### Exercise
Every line containing the word "JSON" must be pulled from the records.
—————
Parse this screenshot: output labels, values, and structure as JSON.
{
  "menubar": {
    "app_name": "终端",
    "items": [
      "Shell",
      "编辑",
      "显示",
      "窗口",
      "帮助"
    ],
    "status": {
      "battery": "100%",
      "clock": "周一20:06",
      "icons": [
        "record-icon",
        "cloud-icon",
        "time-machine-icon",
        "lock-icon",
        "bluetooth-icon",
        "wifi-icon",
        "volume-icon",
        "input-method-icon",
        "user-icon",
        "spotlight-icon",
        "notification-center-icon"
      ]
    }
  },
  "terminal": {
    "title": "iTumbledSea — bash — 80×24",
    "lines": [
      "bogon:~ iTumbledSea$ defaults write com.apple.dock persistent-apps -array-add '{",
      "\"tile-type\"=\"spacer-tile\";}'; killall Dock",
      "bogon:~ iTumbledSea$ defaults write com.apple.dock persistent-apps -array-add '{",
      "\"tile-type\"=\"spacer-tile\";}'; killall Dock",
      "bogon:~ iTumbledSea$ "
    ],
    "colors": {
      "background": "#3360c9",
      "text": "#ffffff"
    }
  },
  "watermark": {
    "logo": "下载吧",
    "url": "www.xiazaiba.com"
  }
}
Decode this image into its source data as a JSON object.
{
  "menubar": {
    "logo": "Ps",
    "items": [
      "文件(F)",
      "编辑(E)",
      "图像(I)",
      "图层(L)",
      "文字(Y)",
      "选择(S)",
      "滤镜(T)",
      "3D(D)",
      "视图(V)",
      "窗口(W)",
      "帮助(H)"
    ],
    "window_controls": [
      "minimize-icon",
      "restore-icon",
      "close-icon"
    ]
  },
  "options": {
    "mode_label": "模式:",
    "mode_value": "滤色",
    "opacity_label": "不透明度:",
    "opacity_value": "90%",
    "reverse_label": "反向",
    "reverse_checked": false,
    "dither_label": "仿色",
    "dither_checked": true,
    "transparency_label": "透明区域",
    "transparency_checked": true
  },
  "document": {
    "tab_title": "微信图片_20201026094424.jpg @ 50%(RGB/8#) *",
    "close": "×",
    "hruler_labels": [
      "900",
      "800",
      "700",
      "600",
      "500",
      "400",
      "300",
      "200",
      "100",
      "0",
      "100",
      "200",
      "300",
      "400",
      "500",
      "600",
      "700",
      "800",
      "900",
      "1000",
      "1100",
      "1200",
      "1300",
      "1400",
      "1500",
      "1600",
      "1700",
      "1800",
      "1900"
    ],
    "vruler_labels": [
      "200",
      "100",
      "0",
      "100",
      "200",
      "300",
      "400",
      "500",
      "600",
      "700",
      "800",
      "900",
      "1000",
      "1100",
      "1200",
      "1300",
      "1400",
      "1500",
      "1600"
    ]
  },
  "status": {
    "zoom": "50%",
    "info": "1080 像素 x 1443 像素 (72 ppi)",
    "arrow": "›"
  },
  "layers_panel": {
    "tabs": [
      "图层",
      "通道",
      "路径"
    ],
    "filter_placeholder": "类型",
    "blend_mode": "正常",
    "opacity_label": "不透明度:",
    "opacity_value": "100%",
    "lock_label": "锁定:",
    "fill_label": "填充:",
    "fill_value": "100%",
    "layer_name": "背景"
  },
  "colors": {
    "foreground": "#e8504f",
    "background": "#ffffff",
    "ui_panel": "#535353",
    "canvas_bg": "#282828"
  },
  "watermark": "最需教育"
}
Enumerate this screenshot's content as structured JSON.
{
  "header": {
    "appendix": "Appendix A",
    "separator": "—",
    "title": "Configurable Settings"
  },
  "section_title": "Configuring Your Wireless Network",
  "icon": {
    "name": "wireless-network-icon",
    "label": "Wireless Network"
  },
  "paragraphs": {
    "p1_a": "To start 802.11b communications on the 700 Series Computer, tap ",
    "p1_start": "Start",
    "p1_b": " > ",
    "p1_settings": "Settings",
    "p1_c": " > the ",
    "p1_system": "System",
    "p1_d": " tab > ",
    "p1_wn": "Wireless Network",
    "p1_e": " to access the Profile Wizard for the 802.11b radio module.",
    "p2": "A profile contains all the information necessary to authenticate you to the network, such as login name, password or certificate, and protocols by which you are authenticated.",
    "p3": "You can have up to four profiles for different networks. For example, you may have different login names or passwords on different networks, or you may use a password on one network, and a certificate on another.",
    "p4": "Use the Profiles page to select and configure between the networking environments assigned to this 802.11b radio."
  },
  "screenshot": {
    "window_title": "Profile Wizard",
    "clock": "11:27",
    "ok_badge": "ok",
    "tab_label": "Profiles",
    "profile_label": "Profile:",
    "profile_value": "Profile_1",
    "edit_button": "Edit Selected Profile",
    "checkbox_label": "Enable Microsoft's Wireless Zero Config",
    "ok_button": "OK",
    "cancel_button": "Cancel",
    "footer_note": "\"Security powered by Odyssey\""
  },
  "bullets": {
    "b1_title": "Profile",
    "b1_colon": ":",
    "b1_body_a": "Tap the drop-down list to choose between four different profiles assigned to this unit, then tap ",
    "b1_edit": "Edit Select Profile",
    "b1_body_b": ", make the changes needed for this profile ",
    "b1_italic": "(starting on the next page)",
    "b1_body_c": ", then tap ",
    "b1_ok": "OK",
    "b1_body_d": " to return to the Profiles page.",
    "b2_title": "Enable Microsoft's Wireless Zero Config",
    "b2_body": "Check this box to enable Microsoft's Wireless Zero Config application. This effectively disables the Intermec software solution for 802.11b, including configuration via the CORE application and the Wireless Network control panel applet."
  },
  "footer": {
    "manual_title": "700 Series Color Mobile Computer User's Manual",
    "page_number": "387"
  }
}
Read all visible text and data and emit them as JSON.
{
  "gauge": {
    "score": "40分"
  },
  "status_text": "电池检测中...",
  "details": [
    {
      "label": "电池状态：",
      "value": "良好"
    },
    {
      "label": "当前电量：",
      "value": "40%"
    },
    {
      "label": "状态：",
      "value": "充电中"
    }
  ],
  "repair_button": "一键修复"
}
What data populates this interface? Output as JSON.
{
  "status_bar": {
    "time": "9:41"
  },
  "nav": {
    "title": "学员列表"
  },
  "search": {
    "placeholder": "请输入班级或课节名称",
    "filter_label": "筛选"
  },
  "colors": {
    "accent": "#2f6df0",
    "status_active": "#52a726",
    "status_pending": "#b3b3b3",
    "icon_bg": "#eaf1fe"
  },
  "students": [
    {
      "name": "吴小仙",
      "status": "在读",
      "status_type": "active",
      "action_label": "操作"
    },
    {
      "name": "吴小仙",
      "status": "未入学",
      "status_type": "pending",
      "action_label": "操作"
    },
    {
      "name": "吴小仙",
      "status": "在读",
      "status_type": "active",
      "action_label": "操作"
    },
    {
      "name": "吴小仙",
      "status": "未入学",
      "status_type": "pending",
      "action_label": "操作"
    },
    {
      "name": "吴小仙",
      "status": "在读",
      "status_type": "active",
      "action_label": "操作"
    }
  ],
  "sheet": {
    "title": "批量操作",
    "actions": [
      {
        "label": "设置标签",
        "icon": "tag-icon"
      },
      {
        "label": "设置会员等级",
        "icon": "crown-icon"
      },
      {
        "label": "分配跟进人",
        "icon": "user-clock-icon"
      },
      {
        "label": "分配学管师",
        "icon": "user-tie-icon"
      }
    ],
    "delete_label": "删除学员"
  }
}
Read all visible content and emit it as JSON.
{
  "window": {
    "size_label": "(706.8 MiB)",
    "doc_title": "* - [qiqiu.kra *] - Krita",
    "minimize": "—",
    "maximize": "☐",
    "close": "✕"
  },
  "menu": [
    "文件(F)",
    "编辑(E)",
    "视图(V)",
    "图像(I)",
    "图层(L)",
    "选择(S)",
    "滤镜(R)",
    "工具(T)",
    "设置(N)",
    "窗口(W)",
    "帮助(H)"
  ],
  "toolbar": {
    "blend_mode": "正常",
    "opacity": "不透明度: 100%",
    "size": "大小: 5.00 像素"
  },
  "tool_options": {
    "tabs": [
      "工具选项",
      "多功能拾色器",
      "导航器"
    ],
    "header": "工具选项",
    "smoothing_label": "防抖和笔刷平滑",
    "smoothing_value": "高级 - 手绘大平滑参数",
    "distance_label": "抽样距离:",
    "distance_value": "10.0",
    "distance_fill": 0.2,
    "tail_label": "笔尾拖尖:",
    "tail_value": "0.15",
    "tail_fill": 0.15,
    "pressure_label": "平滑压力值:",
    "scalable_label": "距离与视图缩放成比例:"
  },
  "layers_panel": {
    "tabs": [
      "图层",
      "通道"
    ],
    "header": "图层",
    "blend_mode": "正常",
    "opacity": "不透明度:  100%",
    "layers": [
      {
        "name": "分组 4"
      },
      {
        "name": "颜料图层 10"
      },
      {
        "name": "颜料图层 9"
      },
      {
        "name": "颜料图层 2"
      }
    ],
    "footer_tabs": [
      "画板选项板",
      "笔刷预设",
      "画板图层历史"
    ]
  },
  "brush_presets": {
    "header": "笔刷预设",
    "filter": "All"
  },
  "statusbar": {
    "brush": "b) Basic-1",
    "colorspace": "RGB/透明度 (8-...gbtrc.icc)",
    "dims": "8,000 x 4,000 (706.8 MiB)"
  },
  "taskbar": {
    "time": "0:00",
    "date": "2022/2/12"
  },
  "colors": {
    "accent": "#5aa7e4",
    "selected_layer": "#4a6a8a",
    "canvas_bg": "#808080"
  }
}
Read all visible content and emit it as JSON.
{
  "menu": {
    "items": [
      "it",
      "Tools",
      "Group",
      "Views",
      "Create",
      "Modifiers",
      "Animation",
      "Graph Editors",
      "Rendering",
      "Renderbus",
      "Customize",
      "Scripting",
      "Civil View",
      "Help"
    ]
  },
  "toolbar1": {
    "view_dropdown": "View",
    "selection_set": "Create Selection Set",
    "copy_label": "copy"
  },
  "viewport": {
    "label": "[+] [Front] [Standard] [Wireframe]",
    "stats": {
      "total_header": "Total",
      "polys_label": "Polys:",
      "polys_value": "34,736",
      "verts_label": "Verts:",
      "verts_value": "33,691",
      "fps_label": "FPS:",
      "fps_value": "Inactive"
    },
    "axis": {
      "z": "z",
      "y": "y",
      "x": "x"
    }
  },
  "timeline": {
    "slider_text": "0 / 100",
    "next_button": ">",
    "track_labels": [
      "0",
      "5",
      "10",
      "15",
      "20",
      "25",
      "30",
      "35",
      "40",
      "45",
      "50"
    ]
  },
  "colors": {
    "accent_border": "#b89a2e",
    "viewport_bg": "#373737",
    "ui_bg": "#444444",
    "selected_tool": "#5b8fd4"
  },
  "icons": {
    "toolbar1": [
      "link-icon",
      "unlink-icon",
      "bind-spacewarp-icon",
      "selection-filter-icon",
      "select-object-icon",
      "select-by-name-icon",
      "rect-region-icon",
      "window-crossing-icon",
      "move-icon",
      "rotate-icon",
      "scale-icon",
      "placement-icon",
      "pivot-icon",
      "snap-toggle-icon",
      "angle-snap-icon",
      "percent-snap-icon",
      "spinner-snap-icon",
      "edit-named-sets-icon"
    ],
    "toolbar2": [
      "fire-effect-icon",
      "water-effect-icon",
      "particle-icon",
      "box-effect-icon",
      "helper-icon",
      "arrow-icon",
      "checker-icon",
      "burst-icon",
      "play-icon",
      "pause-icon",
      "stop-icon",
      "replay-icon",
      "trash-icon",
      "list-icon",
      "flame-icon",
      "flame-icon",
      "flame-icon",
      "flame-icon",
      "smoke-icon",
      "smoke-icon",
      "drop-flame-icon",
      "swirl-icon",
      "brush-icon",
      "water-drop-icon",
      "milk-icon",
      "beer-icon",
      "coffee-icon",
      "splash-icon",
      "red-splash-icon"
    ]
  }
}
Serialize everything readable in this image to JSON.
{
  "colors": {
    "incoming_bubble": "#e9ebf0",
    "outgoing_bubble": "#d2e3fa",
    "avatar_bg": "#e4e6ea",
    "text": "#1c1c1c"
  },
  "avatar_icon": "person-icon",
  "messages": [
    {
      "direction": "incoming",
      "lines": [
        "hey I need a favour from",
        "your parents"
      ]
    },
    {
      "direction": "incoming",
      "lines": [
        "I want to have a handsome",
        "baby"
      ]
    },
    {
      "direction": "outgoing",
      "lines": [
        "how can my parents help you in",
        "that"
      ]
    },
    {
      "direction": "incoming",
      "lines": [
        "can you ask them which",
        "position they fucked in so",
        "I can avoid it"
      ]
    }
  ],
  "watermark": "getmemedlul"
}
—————
### Your solution
Parse this screenshot: output labels, values, and structure as JSON.
Decode this image into its source data as a JSON object.
Enumerate this screenshot's content as structured JSON.
Read all visible text and data and emit them as JSON.
What data populates this interface? Output as JSON.
Read all visible content and emit it as JSON.
Read all visible content and emit it as JSON.
Serialize everything readable in this image to JSON.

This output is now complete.